# What is expected
Locate the string "desc" in the records below. Copy every line where it occurs.

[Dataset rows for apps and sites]
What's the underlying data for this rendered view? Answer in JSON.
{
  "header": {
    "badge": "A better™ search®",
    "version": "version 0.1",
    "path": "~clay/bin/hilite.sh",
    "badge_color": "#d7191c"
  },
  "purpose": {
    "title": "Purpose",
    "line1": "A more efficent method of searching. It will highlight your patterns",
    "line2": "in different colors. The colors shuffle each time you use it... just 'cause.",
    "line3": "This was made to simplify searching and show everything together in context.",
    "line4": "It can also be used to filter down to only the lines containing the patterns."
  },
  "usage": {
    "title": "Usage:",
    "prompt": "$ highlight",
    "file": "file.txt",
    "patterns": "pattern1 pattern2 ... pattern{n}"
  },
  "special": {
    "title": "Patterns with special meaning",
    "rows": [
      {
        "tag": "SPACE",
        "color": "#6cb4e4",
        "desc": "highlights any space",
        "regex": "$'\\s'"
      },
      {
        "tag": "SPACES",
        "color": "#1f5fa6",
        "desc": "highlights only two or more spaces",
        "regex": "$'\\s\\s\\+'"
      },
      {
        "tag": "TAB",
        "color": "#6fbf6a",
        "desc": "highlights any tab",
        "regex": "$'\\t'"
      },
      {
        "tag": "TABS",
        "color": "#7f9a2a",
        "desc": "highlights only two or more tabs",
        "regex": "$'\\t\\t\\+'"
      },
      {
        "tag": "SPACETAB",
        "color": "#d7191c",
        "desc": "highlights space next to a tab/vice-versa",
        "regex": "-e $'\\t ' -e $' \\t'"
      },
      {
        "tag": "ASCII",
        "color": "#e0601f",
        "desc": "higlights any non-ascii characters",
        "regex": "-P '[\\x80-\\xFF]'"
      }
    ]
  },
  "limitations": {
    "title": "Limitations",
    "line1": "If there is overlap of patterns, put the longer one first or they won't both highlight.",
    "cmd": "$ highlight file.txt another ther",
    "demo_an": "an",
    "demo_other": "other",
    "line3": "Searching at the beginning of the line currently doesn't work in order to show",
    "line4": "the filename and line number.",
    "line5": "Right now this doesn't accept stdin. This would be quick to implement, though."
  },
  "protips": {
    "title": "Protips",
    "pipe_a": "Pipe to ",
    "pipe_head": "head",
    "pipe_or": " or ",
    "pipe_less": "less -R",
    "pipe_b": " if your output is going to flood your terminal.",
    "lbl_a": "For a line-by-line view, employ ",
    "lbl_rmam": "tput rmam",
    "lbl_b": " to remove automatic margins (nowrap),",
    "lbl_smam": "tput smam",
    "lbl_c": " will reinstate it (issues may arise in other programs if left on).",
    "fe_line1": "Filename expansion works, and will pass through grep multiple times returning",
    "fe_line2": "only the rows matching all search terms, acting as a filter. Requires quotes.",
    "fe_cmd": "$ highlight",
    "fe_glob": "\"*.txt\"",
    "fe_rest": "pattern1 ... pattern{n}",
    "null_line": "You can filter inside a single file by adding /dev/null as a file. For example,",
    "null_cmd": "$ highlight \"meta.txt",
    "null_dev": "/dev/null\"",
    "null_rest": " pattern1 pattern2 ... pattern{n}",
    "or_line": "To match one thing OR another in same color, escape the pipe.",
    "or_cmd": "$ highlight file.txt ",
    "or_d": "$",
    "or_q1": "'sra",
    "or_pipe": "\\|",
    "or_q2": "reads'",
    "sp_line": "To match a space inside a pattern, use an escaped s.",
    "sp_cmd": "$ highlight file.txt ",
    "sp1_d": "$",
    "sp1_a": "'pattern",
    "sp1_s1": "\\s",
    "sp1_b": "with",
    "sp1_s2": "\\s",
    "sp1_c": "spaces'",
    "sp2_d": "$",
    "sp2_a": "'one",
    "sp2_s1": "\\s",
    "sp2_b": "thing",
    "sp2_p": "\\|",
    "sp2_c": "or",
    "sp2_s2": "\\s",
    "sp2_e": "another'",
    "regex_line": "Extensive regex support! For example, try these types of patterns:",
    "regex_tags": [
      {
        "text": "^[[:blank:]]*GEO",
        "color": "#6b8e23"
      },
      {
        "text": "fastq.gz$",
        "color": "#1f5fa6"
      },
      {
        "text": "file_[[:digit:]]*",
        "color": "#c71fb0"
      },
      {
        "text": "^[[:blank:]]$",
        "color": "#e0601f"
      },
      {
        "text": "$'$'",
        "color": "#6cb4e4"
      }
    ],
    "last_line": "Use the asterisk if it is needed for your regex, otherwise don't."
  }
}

# Solution for this problem
        "desc": "highlights any space",
        "desc": "highlights only two or more spaces",
        "desc": "highlights any tab",
        "desc": "highlights only two or more tabs",
        "desc": "highlights space next to a tab/vice-versa",
        "desc": "higlights any non-ascii characters",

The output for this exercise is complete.